ABOUT THIS TASK: For the word "values", search the records and show each line in which it occurs.

[Opening EXERCISE INPUT section]

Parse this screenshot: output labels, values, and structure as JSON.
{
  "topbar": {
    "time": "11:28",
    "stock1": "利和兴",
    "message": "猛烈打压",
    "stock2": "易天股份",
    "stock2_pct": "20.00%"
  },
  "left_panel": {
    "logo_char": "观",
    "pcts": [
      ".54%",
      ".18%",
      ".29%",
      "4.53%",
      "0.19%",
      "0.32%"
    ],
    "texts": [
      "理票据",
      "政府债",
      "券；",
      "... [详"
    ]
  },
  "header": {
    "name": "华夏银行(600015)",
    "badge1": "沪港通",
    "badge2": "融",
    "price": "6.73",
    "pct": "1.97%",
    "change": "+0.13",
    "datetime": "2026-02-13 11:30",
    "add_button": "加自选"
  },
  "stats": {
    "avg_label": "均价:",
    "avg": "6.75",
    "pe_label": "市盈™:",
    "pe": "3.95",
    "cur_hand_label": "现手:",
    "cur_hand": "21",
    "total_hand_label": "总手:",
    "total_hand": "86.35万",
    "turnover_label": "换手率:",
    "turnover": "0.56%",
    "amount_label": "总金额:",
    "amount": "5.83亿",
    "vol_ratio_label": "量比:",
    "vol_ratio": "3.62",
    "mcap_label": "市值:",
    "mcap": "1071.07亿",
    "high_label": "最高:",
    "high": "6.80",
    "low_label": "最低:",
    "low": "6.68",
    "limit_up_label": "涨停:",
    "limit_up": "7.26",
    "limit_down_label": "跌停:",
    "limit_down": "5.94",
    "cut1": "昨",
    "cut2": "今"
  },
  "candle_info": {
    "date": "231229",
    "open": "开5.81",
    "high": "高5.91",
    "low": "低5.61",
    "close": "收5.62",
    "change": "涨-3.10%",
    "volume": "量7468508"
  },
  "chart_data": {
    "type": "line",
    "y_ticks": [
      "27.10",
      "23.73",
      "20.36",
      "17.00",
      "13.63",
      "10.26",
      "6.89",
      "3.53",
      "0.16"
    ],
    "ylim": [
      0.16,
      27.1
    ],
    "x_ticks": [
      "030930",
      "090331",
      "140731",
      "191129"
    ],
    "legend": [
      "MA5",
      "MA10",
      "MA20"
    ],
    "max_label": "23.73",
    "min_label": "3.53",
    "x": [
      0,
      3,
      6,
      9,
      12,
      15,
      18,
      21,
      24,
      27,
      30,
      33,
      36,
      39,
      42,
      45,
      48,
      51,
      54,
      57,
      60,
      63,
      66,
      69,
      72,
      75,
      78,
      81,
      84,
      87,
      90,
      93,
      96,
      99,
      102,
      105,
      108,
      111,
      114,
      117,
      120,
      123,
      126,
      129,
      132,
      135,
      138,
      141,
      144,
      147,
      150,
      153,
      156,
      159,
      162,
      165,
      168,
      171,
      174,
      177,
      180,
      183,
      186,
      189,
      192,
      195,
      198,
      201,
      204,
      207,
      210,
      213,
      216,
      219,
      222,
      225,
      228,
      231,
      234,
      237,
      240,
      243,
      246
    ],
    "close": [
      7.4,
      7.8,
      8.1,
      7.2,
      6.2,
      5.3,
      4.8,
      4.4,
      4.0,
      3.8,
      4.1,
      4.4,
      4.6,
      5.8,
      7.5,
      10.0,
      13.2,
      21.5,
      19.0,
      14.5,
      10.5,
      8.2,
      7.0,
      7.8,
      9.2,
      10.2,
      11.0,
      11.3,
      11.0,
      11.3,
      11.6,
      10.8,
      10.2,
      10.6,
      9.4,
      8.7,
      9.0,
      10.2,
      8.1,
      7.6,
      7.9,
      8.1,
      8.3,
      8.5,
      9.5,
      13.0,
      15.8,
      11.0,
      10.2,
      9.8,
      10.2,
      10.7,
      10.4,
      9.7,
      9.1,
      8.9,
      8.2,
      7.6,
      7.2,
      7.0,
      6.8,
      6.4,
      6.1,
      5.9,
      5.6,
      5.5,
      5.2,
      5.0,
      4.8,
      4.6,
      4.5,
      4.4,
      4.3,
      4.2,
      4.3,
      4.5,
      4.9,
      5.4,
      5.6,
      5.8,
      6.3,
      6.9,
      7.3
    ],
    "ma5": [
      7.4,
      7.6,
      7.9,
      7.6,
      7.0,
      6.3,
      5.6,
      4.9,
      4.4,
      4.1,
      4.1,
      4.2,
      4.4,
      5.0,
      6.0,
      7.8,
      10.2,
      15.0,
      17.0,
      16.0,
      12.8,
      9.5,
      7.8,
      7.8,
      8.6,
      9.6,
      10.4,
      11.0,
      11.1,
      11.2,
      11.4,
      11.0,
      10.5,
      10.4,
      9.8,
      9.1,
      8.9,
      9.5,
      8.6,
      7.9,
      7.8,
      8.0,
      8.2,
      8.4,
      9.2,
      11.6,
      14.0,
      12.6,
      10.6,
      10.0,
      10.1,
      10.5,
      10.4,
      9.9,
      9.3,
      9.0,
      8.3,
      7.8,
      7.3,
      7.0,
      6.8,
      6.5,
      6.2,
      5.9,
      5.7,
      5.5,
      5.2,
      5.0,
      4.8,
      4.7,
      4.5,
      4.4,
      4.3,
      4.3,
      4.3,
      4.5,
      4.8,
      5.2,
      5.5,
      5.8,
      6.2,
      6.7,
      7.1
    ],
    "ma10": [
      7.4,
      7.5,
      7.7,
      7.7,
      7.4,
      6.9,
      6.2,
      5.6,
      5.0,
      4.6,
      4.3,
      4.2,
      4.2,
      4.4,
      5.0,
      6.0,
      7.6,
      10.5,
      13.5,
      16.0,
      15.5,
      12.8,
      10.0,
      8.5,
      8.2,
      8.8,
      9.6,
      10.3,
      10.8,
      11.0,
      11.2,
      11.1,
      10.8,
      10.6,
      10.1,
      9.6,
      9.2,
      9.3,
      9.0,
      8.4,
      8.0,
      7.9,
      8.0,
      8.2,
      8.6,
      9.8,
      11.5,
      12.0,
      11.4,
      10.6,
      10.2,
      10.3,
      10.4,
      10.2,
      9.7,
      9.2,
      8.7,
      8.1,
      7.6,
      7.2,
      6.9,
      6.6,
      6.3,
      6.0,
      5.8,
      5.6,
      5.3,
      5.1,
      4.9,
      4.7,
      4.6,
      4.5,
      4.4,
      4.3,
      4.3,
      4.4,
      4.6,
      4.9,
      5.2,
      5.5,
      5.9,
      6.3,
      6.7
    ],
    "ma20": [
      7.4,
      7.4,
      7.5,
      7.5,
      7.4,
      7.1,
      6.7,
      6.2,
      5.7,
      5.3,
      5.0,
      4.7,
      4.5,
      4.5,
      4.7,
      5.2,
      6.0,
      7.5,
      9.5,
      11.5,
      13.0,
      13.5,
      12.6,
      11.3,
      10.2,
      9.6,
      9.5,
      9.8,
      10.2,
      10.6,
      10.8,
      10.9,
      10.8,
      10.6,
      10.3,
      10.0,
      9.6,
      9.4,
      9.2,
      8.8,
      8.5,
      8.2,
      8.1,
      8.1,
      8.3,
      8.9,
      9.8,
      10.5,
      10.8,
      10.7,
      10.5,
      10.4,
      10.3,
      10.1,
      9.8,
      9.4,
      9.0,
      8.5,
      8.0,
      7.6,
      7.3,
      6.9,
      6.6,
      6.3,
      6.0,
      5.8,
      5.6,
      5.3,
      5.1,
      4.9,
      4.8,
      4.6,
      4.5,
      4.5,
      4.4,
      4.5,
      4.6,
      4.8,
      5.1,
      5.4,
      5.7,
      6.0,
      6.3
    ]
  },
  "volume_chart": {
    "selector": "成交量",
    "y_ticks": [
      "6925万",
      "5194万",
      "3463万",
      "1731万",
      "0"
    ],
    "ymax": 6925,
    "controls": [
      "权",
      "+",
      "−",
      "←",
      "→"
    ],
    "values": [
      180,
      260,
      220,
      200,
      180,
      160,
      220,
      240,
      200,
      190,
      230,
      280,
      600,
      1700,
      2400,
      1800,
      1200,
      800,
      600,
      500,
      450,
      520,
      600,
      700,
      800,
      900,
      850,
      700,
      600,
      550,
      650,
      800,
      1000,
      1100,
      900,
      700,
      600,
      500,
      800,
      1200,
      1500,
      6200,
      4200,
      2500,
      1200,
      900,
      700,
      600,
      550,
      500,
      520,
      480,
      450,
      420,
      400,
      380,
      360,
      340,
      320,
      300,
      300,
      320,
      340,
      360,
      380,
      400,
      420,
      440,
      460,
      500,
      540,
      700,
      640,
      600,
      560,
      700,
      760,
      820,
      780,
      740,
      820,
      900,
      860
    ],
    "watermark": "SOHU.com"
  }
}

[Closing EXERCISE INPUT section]

RESPONSE:
Parse this screenshot: output labels, values, and structure as JSON.
    "values": [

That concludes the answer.